*** Record excerpts Section Begins ***
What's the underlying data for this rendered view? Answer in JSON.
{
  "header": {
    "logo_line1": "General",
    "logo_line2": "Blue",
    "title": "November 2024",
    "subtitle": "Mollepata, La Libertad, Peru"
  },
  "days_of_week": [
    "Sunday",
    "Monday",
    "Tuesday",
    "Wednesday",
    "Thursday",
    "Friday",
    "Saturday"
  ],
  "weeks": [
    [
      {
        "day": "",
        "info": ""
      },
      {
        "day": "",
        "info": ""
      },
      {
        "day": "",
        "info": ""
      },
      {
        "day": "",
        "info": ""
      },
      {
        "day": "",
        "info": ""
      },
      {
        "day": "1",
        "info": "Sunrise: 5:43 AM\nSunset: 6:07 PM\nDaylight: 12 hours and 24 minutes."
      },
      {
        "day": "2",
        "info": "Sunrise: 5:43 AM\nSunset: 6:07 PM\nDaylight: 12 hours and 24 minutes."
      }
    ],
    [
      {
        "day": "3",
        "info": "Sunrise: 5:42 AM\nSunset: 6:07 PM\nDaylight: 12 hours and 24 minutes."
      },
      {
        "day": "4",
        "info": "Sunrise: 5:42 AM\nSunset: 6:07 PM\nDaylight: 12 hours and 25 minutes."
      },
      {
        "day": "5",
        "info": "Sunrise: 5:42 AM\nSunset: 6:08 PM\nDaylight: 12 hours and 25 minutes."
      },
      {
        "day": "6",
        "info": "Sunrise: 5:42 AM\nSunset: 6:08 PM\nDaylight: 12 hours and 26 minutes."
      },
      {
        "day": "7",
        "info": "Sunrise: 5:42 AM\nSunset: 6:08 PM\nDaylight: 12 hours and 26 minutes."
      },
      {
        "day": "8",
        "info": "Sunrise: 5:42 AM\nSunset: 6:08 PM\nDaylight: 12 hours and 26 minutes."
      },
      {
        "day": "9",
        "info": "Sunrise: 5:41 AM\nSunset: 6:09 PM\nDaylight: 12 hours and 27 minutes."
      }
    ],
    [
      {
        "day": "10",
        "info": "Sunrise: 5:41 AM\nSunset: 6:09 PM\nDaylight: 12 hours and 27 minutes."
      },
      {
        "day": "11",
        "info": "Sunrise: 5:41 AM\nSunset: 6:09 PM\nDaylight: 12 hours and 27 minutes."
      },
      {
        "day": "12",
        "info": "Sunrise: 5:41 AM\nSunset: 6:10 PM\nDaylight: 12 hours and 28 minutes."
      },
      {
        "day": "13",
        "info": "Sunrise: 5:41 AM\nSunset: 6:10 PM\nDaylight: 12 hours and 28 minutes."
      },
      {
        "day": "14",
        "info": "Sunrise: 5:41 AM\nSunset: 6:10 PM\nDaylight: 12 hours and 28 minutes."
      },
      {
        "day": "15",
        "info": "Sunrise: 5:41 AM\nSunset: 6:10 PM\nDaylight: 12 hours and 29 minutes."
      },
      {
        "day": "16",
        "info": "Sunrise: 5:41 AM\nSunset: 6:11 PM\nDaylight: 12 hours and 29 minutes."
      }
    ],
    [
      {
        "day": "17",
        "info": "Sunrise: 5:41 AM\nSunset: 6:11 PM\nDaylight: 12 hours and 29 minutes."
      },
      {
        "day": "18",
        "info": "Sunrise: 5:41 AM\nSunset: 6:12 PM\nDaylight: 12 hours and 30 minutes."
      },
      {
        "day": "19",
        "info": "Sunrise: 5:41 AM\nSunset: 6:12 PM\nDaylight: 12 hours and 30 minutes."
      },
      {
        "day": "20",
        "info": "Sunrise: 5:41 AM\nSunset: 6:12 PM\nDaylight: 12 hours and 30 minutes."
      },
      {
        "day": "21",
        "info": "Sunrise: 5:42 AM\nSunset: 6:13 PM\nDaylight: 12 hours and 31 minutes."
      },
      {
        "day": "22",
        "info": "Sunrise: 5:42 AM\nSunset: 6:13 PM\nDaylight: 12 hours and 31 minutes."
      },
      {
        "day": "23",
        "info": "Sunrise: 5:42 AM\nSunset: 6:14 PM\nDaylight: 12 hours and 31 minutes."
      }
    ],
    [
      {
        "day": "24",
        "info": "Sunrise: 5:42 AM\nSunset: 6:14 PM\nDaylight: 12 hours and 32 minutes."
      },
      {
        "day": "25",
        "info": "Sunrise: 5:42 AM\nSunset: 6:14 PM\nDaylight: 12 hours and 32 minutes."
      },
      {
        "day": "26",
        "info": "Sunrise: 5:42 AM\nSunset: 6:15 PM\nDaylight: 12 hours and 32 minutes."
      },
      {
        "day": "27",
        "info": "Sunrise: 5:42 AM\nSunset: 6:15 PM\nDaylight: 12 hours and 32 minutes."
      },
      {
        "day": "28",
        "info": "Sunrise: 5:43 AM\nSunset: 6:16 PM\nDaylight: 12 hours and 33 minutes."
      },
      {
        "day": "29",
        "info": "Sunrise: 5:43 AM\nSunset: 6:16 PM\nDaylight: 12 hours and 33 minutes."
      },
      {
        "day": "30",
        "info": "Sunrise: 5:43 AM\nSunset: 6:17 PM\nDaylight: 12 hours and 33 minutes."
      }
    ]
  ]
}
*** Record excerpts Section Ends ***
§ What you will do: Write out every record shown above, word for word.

§ Written answer:
What's the underlying data for this rendered view? Answer in JSON.
{
  "header": {
    "logo_line1": "General",
    "logo_line2": "Blue",
    "title": "November 2024",
    "subtitle": "Mollepata, La Libertad, Peru"
  },
  "days_of_week": [
    "Sunday",
    "Monday",
    "Tuesday",
    "Wednesday",
    "Thursday",
    "Friday",
    "Saturday"
  ],
  "weeks": [
    [
      {
        "day": "",
        "info": ""
      },
      {
        "day": "",
        "info": ""
      },
      {
        "day": "",
        "info": ""
      },
      {
        "day": "",
        "info": ""
      },
      {
        "day": "",
        "info": ""
      },
      {
        "day": "1",
        "info": "Sunrise: 5:43 AM\nSunset: 6:07 PM\nDaylight: 12 hours and 24 minutes."
      },
      {
        "day": "2",
        "info": "Sunrise: 5:43 AM\nSunset: 6:07 PM\nDaylight: 12 hours and 24 minutes."
      }
    ],
    [
      {
        "day": "3",
        "info": "Sunrise: 5:42 AM\nSunset: 6:07 PM\nDaylight: 12 hours and 24 minutes."
      },
      {
        "day": "4",
        "info": "Sunrise: 5:42 AM\nSunset: 6:07 PM\nDaylight: 12 hours and 25 minutes."
      },
      {
        "day": "5",
        "info": "Sunrise: 5:42 AM\nSunset: 6:08 PM\nDaylight: 12 hours and 25 minutes."
      },
      {
        "day": "6",
        "info": "Sunrise: 5:42 AM\nSunset: 6:08 PM\nDaylight: 12 hours and 26 minutes."
      },
      {
        "day": "7",
        "info": "Sunrise: 5:42 AM\nSunset: 6:08 PM\nDaylight: 12 hours and 26 minutes."
      },
      {
        "day": "8",
        "info": "Sunrise: 5:42 AM\nSunset: 6:08 PM\nDaylight: 12 hours and 26 minutes."
      },
      {
        "day": "9",
        "info": "Sunrise: 5:41 AM\nSunset: 6:09 PM\nDaylight: 12 hours and 27 minutes."
      }
    ],
    [
      {
        "day": "10",
        "info": "Sunrise: 5:41 AM\nSunset: 6:09 PM\nDaylight: 12 hours and 27 minutes."
      },
      {
        "day": "11",
        "info": "Sunrise: 5:41 AM\nSunset: 6:09 PM\nDaylight: 12 hours and 27 minutes."
      },
      {
        "day": "12",
        "info": "Sunrise: 5:41 AM\nSunset: 6:10 PM\nDaylight: 12 hours and 28 minutes."
      },
      {
        "day": "13",
        "info": "Sunrise: 5:41 AM\nSunset: 6:10 PM\nDaylight: 12 hours and 28 minutes."
      },
      {
        "day": "14",
        "info": "Sunrise: 5:41 AM\nSunset: 6:10 PM\nDaylight: 12 hours and 28 minutes."
      },
      {
        "day": "15",
        "info": "Sunrise: 5:41 AM\nSunset: 6:10 PM\nDaylight: 12 hours and 29 minutes."
      },
      {
        "day": "16",
        "info": "Sunrise: 5:41 AM\nSunset: 6:11 PM\nDaylight: 12 hours and 29 minutes."
      }
    ],
    [
      {
        "day": "17",
        "info": "Sunrise: 5:41 AM\nSunset: 6:11 PM\nDaylight: 12 hours and 29 minutes."
      },
      {
        "day": "18",
        "info": "Sunrise: 5:41 AM\nSunset: 6:12 PM\nDaylight: 12 hours and 30 minutes."
      },
      {
        "day": "19",
        "info": "Sunrise: 5:41 AM\nSunset: 6:12 PM\nDaylight: 12 hours and 30 minutes."
      },
      {
        "day": "20",
        "info": "Sunrise: 5:41 AM\nSunset: 6:12 PM\nDaylight: 12 hours and 30 minutes."
      },
      {
        "day": "21",
        "info": "Sunrise: 5:42 AM\nSunset: 6:13 PM\nDaylight: 12 hours and 31 minutes."
      },
      {
        "day": "22",
        "info": "Sunrise: 5:42 AM\nSunset: 6:13 PM\nDaylight: 12 hours and 31 minutes."
      },
      {
        "day": "23",
        "info": "Sunrise: 5:42 AM\nSunset: 6:14 PM\nDaylight: 12 hours and 31 minutes."
      }
    ],
    [
      {
        "day": "24",
        "info": "Sunrise: 5:42 AM\nSunset: 6:14 PM\nDaylight: 12 hours and 32 minutes."
      },
      {
        "day": "25",
        "info": "Sunrise: 5:42 AM\nSunset: 6:14 PM\nDaylight: 12 hours and 32 minutes."
      },
      {
        "day": "26",
        "info": "Sunrise: 5:42 AM\nSunset: 6:15 PM\nDaylight: 12 hours and 32 minutes."
      },
      {
        "day": "27",
        "info": "Sunrise: 5:42 AM\nSunset: 6:15 PM\nDaylight: 12 hours and 32 minutes."
      },
      {
        "day": "28",
        "info": "Sunrise: 5:43 AM\nSunset: 6:16 PM\nDaylight: 12 hours and 33 minutes."
      },
      {
        "day": "29",
        "info": "Sunrise: 5:43 AM\nSunset: 6:16 PM\nDaylight: 12 hours and 33 minutes."
      },
      {
        "day": "30",
        "info": "Sunrise: 5:43 AM\nSunset: 6:17 PM\nDaylight: 12 hours and 33 minutes."
      }
    ]
  ]
}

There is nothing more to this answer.